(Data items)
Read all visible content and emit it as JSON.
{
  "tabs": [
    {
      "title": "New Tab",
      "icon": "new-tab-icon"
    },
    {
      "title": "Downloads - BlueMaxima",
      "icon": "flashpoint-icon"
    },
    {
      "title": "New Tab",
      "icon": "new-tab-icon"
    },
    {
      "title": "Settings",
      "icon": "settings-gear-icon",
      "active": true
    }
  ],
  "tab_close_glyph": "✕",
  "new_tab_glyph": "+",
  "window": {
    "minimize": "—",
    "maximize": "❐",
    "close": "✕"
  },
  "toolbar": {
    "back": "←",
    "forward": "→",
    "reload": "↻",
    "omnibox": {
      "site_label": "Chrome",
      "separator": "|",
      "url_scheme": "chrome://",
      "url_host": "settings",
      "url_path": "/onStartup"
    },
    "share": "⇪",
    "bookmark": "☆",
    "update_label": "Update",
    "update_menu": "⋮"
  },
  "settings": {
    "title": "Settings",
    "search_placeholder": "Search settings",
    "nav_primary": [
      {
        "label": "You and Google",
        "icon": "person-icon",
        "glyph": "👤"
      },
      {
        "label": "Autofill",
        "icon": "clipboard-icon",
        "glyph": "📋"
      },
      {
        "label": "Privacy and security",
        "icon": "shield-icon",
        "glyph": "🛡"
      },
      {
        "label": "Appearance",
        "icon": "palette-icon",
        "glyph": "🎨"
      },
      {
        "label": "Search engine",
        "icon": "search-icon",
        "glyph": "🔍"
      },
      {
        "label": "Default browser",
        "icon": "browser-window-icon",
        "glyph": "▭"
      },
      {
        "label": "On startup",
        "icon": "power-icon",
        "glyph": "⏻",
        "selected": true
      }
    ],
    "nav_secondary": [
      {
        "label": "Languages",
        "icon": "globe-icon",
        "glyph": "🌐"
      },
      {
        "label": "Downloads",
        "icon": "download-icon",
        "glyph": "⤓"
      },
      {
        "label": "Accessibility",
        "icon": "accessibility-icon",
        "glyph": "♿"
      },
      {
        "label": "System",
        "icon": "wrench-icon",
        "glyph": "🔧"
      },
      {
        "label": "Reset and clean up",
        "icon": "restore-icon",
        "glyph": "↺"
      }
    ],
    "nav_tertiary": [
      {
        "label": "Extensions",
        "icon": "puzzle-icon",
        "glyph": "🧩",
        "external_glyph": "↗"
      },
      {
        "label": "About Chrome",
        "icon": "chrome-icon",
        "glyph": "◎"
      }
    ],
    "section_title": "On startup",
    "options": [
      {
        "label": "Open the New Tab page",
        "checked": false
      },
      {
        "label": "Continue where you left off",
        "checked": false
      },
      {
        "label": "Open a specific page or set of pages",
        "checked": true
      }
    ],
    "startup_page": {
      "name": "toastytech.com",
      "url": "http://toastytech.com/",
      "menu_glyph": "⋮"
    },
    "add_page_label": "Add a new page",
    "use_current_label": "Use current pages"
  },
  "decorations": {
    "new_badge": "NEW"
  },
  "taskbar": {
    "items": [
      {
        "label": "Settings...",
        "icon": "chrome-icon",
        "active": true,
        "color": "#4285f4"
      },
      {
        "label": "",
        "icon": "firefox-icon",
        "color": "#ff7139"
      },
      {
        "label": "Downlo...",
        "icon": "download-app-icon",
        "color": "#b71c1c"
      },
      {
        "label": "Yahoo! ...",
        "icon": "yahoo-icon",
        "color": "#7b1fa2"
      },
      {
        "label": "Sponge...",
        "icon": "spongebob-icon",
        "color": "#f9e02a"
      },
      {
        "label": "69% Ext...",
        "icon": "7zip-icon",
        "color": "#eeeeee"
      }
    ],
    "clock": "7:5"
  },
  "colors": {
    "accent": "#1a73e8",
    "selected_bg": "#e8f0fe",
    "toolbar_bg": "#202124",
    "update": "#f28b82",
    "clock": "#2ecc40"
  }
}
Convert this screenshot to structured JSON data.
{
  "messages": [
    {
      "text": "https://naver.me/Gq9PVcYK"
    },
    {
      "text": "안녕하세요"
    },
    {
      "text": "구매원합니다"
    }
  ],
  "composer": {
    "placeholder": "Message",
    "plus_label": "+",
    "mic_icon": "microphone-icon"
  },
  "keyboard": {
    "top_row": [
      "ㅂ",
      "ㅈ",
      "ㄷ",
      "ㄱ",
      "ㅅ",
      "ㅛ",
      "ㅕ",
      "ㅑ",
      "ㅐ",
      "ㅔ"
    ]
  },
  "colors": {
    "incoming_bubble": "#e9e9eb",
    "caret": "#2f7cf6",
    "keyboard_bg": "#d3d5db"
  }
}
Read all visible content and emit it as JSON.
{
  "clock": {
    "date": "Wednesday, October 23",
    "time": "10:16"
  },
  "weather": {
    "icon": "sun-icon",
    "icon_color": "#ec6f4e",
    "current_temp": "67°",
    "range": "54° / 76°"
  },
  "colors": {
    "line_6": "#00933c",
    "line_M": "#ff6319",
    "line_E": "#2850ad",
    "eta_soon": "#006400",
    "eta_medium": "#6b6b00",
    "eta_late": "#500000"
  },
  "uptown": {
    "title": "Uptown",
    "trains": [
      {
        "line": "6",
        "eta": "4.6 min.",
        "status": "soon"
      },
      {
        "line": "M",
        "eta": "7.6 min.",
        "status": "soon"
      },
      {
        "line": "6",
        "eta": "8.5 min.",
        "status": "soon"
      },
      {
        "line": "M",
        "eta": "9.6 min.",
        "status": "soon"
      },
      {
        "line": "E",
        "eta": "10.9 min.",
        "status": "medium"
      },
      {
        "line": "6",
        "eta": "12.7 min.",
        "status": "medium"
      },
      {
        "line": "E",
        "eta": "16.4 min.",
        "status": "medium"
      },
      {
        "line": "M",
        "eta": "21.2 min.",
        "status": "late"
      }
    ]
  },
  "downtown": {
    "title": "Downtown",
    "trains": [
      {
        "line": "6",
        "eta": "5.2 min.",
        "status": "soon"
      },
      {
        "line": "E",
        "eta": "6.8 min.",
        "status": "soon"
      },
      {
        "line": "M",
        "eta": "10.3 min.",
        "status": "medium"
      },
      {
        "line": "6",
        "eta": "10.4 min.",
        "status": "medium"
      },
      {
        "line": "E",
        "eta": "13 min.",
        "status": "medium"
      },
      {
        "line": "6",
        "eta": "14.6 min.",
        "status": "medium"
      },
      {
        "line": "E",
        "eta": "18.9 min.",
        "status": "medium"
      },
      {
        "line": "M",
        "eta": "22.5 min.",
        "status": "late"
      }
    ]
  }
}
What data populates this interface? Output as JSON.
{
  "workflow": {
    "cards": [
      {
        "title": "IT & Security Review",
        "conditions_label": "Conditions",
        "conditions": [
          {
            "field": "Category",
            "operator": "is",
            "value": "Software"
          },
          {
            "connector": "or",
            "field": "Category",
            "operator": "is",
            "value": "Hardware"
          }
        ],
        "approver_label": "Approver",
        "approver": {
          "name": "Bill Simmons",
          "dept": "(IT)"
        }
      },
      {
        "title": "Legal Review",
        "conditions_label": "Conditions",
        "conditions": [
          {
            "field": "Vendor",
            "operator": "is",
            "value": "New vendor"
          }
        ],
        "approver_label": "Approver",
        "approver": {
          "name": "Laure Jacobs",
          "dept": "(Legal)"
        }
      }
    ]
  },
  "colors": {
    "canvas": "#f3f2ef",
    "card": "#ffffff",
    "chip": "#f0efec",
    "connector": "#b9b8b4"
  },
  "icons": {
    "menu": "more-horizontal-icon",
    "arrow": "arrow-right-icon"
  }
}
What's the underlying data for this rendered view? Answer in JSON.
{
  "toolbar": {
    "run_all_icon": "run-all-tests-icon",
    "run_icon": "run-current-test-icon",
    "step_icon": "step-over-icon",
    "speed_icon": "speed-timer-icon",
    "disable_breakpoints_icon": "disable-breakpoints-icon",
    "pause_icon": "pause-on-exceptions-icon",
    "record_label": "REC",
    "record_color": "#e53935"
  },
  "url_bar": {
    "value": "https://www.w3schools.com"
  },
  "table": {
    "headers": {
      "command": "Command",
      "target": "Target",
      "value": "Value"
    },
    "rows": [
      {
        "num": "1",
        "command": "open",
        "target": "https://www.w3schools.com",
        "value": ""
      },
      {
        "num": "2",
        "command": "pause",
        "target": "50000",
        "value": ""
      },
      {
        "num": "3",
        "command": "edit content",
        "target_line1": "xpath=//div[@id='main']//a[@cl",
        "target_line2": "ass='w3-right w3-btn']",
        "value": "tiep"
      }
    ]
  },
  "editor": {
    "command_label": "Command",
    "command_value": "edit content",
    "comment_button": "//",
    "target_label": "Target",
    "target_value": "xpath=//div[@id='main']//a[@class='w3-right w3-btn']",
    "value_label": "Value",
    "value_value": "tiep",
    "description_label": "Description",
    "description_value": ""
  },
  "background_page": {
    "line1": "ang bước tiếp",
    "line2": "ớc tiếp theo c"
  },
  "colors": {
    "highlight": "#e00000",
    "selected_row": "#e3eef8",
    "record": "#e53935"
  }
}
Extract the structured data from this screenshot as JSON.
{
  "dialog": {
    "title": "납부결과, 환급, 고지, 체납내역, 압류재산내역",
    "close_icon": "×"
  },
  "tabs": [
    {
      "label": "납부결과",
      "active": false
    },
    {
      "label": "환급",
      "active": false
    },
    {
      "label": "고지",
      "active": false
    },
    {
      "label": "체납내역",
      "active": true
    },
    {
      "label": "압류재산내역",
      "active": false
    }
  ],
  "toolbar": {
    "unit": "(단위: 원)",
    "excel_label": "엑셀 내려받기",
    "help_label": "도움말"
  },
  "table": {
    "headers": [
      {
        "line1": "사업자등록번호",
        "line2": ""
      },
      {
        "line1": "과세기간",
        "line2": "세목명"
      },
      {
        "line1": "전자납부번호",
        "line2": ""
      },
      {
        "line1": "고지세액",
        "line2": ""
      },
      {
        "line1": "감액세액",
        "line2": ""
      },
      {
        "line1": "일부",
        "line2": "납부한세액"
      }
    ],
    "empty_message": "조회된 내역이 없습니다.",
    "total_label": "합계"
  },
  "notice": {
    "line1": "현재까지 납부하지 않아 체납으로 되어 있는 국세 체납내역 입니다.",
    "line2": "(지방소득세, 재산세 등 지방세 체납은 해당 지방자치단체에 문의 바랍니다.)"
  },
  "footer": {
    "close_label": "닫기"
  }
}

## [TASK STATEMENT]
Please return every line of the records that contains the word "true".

## [REPLY]
      "active": true
        "selected": true
        "checked": true
        "active": true,
      "active": true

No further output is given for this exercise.